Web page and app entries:
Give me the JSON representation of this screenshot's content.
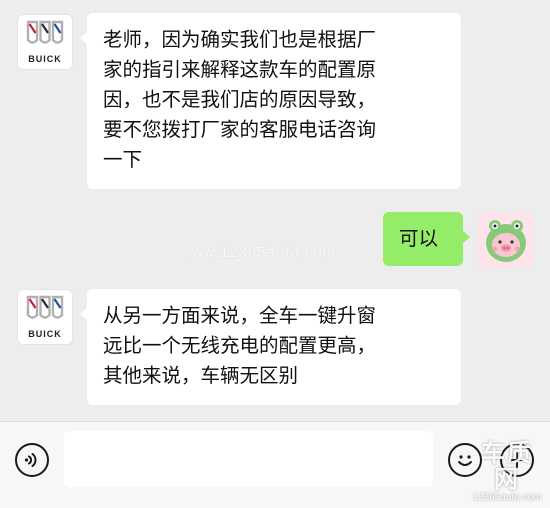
{
  "messages": [
    {
      "sender": "buick",
      "side": "left",
      "avatar_text": "BUICK",
      "lines": [
        "老师，因为确实我们也是根据厂",
        "家的指引来解释这款车的配置原",
        "因，也不是我们店的原因导致，",
        "要不您拨打厂家的客服电话咨询",
        "一下"
      ]
    },
    {
      "sender": "user",
      "side": "right",
      "lines": [
        "可以"
      ]
    },
    {
      "sender": "buick",
      "side": "left",
      "avatar_text": "BUICK",
      "lines": [
        "从另一方面来说，全车一键升窗",
        "远比一个无线充电的配置更高，",
        "其他来说，车辆无区别"
      ]
    }
  ],
  "watermark": "www.12365auto.com",
  "corner_logo": {
    "big": "车质网",
    "small": "12365auto.com"
  },
  "input_bar": {
    "message_value": ""
  },
  "colors": {
    "chat_background": "#ededed",
    "incoming_bubble": "#ffffff",
    "outgoing_bubble": "#95ec69",
    "input_bar": "#f7f7f7"
  },
  "icons": {
    "voice": "voice-icon",
    "emoji": "emoji-icon",
    "more": "plus-icon"
  }
}
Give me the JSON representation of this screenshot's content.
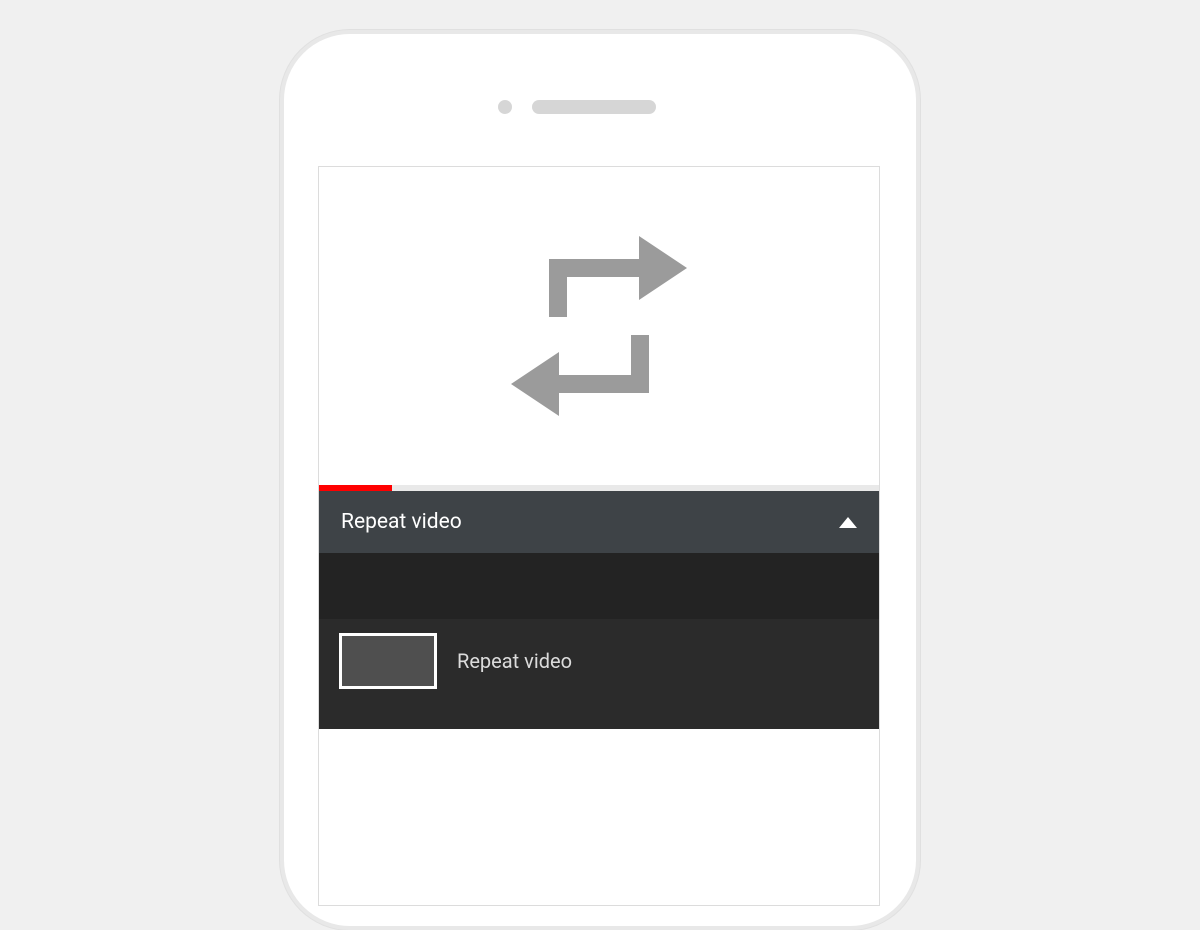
{
  "header": {
    "title": "Repeat video"
  },
  "list": {
    "items": [
      {
        "label": "Repeat video"
      }
    ]
  },
  "progress": {
    "percent": 13
  },
  "colors": {
    "accent": "#ff0000",
    "headerBg": "#3e4347",
    "darkBg": "#232323",
    "listBg": "#2b2b2b"
  }
}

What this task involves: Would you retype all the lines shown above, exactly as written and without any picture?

Answer to the exercise:
Give me the JSON representation of this screenshot's content.
{
  "messages": [
    {
      "sender": "buick",
      "side": "left",
      "avatar_text": "BUICK",
      "lines": [
        "老师，因为确实我们也是根据厂",
        "家的指引来解释这款车的配置原",
        "因，也不是我们店的原因导致，",
        "要不您拨打厂家的客服电话咨询",
        "一下"
      ]
    },
    {
      "sender": "user",
      "side": "right",
      "lines": [
        "可以"
      ]
    },
    {
      "sender": "buick",
      "side": "left",
      "avatar_text": "BUICK",
      "lines": [
        "从另一方面来说，全车一键升窗",
        "远比一个无线充电的配置更高，",
        "其他来说，车辆无区别"
      ]
    }
  ],
  "watermark": "www.12365auto.com",
  "corner_logo": {
    "big": "车质网",
    "small": "12365auto.com"
  },
  "input_bar": {
    "message_value": ""
  },
  "colors": {
    "chat_background": "#ededed",
    "incoming_bubble": "#ffffff",
    "outgoing_bubble": "#95ec69",
    "input_bar": "#f7f7f7"
  },
  "icons": {
    "voice": "voice-icon",
    "emoji": "emoji-icon",
    "more": "plus-icon"
  }
}
Give me the JSON representation of this screenshot's content.
{
  "header": {
    "title": "Repeat video"
  },
  "list": {
    "items": [
      {
        "label": "Repeat video"
      }
    ]
  },
  "progress": {
    "percent": 13
  },
  "colors": {
    "accent": "#ff0000",
    "headerBg": "#3e4347",
    "darkBg": "#232323",
    "listBg": "#2b2b2b"
  }
}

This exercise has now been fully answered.